- _EXERCISE PROMPT_: Every line below that holds the string "seconds" should be copied out.

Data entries
______________________________
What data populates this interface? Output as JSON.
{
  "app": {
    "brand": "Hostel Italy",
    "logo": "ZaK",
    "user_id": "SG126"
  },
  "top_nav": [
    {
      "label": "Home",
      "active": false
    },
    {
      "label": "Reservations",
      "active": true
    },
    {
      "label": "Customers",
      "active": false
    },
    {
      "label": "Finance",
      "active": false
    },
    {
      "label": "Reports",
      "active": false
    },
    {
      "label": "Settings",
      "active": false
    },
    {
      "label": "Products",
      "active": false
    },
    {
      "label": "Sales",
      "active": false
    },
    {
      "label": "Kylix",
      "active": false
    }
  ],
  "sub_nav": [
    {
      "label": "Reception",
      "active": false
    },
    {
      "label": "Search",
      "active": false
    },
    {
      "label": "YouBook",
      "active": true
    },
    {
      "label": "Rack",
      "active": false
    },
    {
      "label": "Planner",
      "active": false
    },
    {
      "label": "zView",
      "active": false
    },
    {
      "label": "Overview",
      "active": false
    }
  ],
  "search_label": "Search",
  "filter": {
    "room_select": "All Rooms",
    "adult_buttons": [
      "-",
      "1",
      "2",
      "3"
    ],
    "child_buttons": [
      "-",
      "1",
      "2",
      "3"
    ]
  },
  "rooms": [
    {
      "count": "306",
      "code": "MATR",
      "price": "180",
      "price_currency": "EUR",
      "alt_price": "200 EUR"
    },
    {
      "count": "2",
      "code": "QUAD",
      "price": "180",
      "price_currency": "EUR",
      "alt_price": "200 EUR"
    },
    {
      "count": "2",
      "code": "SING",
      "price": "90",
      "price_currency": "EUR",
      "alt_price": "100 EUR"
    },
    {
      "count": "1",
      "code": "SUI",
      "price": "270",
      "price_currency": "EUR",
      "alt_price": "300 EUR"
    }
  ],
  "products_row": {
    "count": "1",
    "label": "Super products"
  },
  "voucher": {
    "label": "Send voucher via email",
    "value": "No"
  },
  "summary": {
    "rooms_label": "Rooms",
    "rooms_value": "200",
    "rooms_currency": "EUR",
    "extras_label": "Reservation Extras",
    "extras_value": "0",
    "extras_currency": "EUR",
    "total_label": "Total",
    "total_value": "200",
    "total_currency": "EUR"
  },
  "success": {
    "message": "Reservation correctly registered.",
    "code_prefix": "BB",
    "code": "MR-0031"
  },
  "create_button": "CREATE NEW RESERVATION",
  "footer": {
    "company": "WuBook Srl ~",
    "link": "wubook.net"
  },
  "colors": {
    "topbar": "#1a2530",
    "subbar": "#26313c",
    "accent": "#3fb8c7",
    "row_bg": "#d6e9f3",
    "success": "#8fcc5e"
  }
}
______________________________
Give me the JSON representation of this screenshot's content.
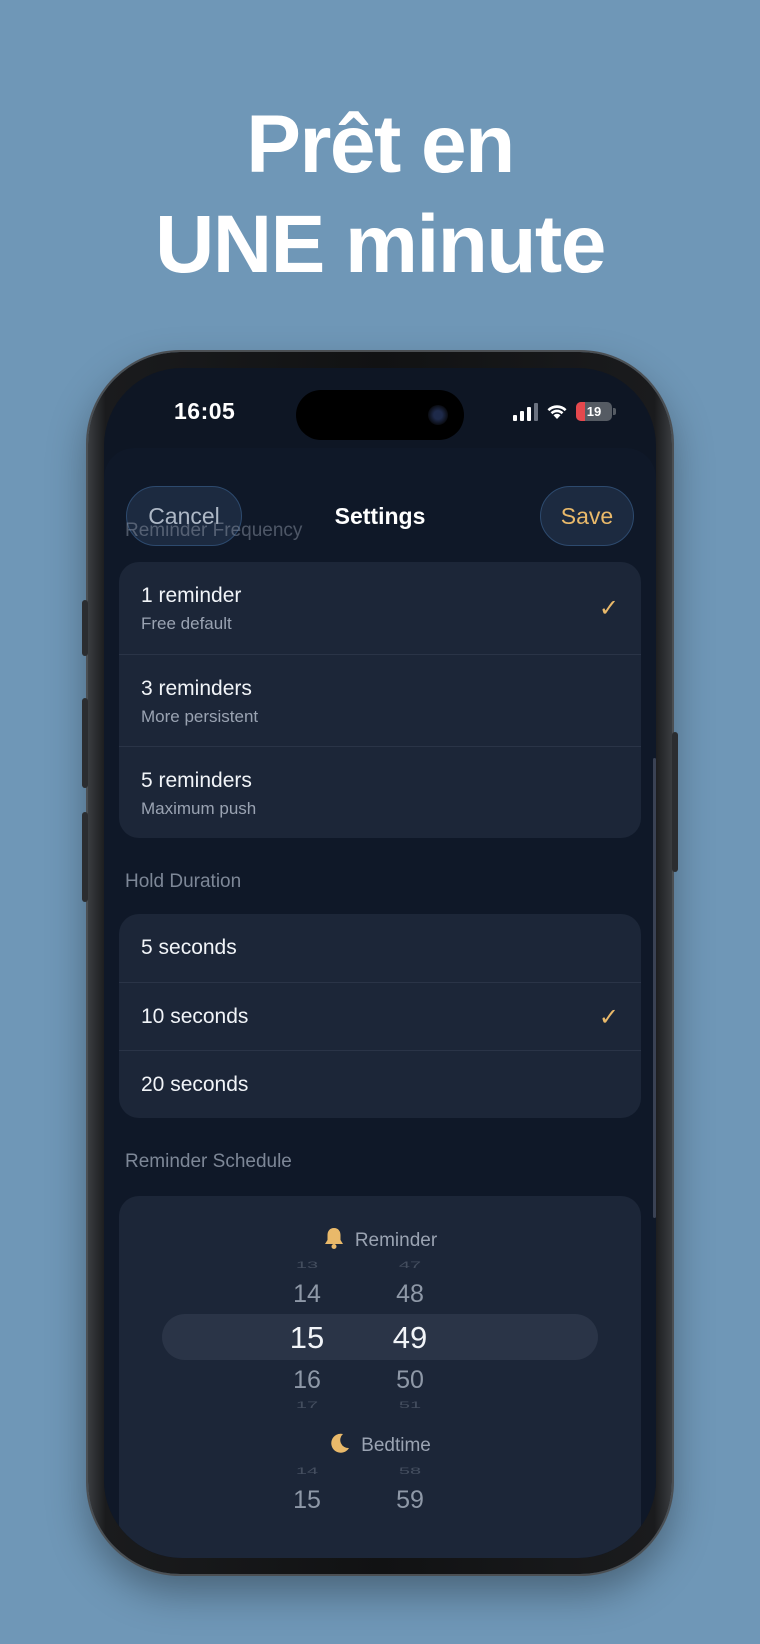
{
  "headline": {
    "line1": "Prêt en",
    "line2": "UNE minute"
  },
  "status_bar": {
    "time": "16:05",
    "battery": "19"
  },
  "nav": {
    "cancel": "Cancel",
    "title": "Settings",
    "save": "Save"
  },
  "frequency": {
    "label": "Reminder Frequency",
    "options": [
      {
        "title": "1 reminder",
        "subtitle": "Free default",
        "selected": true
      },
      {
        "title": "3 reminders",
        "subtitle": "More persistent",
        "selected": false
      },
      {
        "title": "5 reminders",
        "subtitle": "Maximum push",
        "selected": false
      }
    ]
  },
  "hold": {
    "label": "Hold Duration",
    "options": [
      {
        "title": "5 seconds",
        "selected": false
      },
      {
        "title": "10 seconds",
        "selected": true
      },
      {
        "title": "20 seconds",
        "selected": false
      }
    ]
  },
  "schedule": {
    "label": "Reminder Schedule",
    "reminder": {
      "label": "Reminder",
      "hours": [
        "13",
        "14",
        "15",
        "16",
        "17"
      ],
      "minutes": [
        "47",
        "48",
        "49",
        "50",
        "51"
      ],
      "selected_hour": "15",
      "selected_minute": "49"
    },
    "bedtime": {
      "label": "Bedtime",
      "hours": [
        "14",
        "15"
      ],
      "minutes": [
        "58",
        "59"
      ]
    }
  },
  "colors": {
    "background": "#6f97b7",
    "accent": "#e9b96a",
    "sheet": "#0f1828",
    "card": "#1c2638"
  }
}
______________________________
- _REPLY TO THE TASK_:
        "title": "5 seconds",
        "title": "10 seconds",
        "title": "20 seconds",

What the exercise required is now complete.